**WORK TO BE COMPLETED:** Down to the last line, copy the records below without any change.

**MATERIALS PROVIDED:**
== Segment start ==

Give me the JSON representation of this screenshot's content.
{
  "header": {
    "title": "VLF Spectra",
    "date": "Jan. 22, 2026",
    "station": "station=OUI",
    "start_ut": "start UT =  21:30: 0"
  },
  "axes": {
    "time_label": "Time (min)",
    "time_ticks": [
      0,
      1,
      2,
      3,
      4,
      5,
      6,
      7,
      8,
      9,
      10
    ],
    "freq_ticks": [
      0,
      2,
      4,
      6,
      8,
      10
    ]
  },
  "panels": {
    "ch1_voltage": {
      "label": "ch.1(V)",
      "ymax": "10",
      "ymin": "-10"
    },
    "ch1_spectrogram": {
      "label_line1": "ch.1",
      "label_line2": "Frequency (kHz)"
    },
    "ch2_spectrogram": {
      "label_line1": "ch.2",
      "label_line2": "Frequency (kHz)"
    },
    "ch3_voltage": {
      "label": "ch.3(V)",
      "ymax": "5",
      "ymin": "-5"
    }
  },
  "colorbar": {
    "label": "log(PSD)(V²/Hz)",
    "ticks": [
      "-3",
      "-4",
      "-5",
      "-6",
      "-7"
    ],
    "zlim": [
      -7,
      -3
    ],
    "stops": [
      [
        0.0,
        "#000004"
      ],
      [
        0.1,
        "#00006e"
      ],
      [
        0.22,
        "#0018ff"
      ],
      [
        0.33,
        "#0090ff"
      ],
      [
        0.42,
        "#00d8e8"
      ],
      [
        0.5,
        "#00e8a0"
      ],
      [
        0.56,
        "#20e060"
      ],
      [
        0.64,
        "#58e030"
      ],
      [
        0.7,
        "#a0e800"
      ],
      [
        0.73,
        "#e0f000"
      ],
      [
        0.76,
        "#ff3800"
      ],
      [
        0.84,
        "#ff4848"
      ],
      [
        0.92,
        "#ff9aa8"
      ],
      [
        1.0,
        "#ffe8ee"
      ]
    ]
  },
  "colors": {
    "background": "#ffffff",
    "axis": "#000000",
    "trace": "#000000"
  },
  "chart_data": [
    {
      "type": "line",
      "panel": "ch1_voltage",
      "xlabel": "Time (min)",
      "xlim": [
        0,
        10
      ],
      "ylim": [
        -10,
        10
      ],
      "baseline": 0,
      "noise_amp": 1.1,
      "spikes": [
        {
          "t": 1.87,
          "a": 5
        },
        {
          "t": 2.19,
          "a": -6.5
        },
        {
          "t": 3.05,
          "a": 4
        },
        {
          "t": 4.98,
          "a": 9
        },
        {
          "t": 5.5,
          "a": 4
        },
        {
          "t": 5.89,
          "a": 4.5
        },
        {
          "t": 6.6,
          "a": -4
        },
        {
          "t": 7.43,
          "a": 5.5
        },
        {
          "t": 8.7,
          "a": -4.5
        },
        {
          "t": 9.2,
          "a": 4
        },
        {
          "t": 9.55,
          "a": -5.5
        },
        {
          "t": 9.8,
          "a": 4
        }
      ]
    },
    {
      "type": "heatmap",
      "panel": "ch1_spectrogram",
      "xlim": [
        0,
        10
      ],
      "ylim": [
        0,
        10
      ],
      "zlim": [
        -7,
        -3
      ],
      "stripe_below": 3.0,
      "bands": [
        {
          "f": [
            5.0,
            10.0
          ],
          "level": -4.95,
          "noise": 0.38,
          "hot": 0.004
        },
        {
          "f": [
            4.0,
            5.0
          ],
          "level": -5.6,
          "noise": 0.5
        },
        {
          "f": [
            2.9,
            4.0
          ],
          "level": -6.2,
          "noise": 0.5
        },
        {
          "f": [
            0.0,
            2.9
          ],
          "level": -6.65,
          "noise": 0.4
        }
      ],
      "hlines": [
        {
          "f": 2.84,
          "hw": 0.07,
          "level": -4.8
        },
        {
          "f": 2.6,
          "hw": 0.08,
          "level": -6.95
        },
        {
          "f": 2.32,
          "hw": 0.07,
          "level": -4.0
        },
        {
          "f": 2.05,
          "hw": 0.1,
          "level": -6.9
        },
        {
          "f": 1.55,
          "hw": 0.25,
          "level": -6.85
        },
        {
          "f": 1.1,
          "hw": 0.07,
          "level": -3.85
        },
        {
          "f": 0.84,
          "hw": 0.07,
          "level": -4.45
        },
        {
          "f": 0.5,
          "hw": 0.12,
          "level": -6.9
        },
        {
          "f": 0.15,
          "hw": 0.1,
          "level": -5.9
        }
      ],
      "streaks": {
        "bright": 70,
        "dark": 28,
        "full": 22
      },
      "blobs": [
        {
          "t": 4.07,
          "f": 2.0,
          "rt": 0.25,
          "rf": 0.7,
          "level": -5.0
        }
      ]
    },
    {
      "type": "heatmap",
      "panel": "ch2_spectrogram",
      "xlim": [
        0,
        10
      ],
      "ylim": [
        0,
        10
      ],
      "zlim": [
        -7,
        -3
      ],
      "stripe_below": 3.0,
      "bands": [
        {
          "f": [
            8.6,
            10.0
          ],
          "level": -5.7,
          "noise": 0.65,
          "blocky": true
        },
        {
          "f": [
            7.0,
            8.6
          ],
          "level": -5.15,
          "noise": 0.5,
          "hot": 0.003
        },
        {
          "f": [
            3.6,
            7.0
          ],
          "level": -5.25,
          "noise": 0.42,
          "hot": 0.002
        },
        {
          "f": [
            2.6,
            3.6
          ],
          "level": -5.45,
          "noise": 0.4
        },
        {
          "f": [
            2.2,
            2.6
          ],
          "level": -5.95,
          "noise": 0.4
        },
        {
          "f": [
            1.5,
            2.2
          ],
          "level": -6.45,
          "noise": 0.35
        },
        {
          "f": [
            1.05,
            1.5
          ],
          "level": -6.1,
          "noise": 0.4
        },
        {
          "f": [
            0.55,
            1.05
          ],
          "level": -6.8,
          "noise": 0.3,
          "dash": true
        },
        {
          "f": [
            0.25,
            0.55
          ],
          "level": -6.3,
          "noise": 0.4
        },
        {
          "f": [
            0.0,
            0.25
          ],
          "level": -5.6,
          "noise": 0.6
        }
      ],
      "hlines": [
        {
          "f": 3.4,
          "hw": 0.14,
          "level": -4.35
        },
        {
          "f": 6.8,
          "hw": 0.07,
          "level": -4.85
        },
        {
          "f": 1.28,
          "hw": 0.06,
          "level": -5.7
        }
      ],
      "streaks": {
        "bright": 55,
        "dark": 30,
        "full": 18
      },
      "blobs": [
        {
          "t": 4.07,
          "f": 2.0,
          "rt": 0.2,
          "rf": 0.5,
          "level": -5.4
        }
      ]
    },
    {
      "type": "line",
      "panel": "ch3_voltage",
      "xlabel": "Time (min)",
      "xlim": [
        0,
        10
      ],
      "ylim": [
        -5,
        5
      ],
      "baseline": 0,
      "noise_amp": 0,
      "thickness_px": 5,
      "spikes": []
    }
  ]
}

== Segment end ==

**WRITTEN SOLUTION:**
Give me the JSON representation of this screenshot's content.
{
  "header": {
    "title": "VLF Spectra",
    "date": "Jan. 22, 2026",
    "station": "station=OUI",
    "start_ut": "start UT =  21:30: 0"
  },
  "axes": {
    "time_label": "Time (min)",
    "time_ticks": [
      0,
      1,
      2,
      3,
      4,
      5,
      6,
      7,
      8,
      9,
      10
    ],
    "freq_ticks": [
      0,
      2,
      4,
      6,
      8,
      10
    ]
  },
  "panels": {
    "ch1_voltage": {
      "label": "ch.1(V)",
      "ymax": "10",
      "ymin": "-10"
    },
    "ch1_spectrogram": {
      "label_line1": "ch.1",
      "label_line2": "Frequency (kHz)"
    },
    "ch2_spectrogram": {
      "label_line1": "ch.2",
      "label_line2": "Frequency (kHz)"
    },
    "ch3_voltage": {
      "label": "ch.3(V)",
      "ymax": "5",
      "ymin": "-5"
    }
  },
  "colorbar": {
    "label": "log(PSD)(V²/Hz)",
    "ticks": [
      "-3",
      "-4",
      "-5",
      "-6",
      "-7"
    ],
    "zlim": [
      -7,
      -3
    ],
    "stops": [
      [
        0.0,
        "#000004"
      ],
      [
        0.1,
        "#00006e"
      ],
      [
        0.22,
        "#0018ff"
      ],
      [
        0.33,
        "#0090ff"
      ],
      [
        0.42,
        "#00d8e8"
      ],
      [
        0.5,
        "#00e8a0"
      ],
      [
        0.56,
        "#20e060"
      ],
      [
        0.64,
        "#58e030"
      ],
      [
        0.7,
        "#a0e800"
      ],
      [
        0.73,
        "#e0f000"
      ],
      [
        0.76,
        "#ff3800"
      ],
      [
        0.84,
        "#ff4848"
      ],
      [
        0.92,
        "#ff9aa8"
      ],
      [
        1.0,
        "#ffe8ee"
      ]
    ]
  },
  "colors": {
    "background": "#ffffff",
    "axis": "#000000",
    "trace": "#000000"
  },
  "chart_data": [
    {
      "type": "line",
      "panel": "ch1_voltage",
      "xlabel": "Time (min)",
      "xlim": [
        0,
        10
      ],
      "ylim": [
        -10,
        10
      ],
      "baseline": 0,
      "noise_amp": 1.1,
      "spikes": [
        {
          "t": 1.87,
          "a": 5
        },
        {
          "t": 2.19,
          "a": -6.5
        },
        {
          "t": 3.05,
          "a": 4
        },
        {
          "t": 4.98,
          "a": 9
        },
        {
          "t": 5.5,
          "a": 4
        },
        {
          "t": 5.89,
          "a": 4.5
        },
        {
          "t": 6.6,
          "a": -4
        },
        {
          "t": 7.43,
          "a": 5.5
        },
        {
          "t": 8.7,
          "a": -4.5
        },
        {
          "t": 9.2,
          "a": 4
        },
        {
          "t": 9.55,
          "a": -5.5
        },
        {
          "t": 9.8,
          "a": 4
        }
      ]
    },
    {
      "type": "heatmap",
      "panel": "ch1_spectrogram",
      "xlim": [
        0,
        10
      ],
      "ylim": [
        0,
        10
      ],
      "zlim": [
        -7,
        -3
      ],
      "stripe_below": 3.0,
      "bands": [
        {
          "f": [
            5.0,
            10.0
          ],
          "level": -4.95,
          "noise": 0.38,
          "hot": 0.004
        },
        {
          "f": [
            4.0,
            5.0
          ],
          "level": -5.6,
          "noise": 0.5
        },
        {
          "f": [
            2.9,
            4.0
          ],
          "level": -6.2,
          "noise": 0.5
        },
        {
          "f": [
            0.0,
            2.9
          ],
          "level": -6.65,
          "noise": 0.4
        }
      ],
      "hlines": [
        {
          "f": 2.84,
          "hw": 0.07,
          "level": -4.8
        },
        {
          "f": 2.6,
          "hw": 0.08,
          "level": -6.95
        },
        {
          "f": 2.32,
          "hw": 0.07,
          "level": -4.0
        },
        {
          "f": 2.05,
          "hw": 0.1,
          "level": -6.9
        },
        {
          "f": 1.55,
          "hw": 0.25,
          "level": -6.85
        },
        {
          "f": 1.1,
          "hw": 0.07,
          "level": -3.85
        },
        {
          "f": 0.84,
          "hw": 0.07,
          "level": -4.45
        },
        {
          "f": 0.5,
          "hw": 0.12,
          "level": -6.9
        },
        {
          "f": 0.15,
          "hw": 0.1,
          "level": -5.9
        }
      ],
      "streaks": {
        "bright": 70,
        "dark": 28,
        "full": 22
      },
      "blobs": [
        {
          "t": 4.07,
          "f": 2.0,
          "rt": 0.25,
          "rf": 0.7,
          "level": -5.0
        }
      ]
    },
    {
      "type": "heatmap",
      "panel": "ch2_spectrogram",
      "xlim": [
        0,
        10
      ],
      "ylim": [
        0,
        10
      ],
      "zlim": [
        -7,
        -3
      ],
      "stripe_below": 3.0,
      "bands": [
        {
          "f": [
            8.6,
            10.0
          ],
          "level": -5.7,
          "noise": 0.65,
          "blocky": true
        },
        {
          "f": [
            7.0,
            8.6
          ],
          "level": -5.15,
          "noise": 0.5,
          "hot": 0.003
        },
        {
          "f": [
            3.6,
            7.0
          ],
          "level": -5.25,
          "noise": 0.42,
          "hot": 0.002
        },
        {
          "f": [
            2.6,
            3.6
          ],
          "level": -5.45,
          "noise": 0.4
        },
        {
          "f": [
            2.2,
            2.6
          ],
          "level": -5.95,
          "noise": 0.4
        },
        {
          "f": [
            1.5,
            2.2
          ],
          "level": -6.45,
          "noise": 0.35
        },
        {
          "f": [
            1.05,
            1.5
          ],
          "level": -6.1,
          "noise": 0.4
        },
        {
          "f": [
            0.55,
            1.05
          ],
          "level": -6.8,
          "noise": 0.3,
          "dash": true
        },
        {
          "f": [
            0.25,
            0.55
          ],
          "level": -6.3,
          "noise": 0.4
        },
        {
          "f": [
            0.0,
            0.25
          ],
          "level": -5.6,
          "noise": 0.6
        }
      ],
      "hlines": [
        {
          "f": 3.4,
          "hw": 0.14,
          "level": -4.35
        },
        {
          "f": 6.8,
          "hw": 0.07,
          "level": -4.85
        },
        {
          "f": 1.28,
          "hw": 0.06,
          "level": -5.7
        }
      ],
      "streaks": {
        "bright": 55,
        "dark": 30,
        "full": 18
      },
      "blobs": [
        {
          "t": 4.07,
          "f": 2.0,
          "rt": 0.2,
          "rf": 0.5,
          "level": -5.4
        }
      ]
    },
    {
      "type": "line",
      "panel": "ch3_voltage",
      "xlabel": "Time (min)",
      "xlim": [
        0,
        10
      ],
      "ylim": [
        -5,
        5
      ],
      "baseline": 0,
      "noise_amp": 0,
      "thickness_px": 5,
      "spikes": []
    }
  ]
}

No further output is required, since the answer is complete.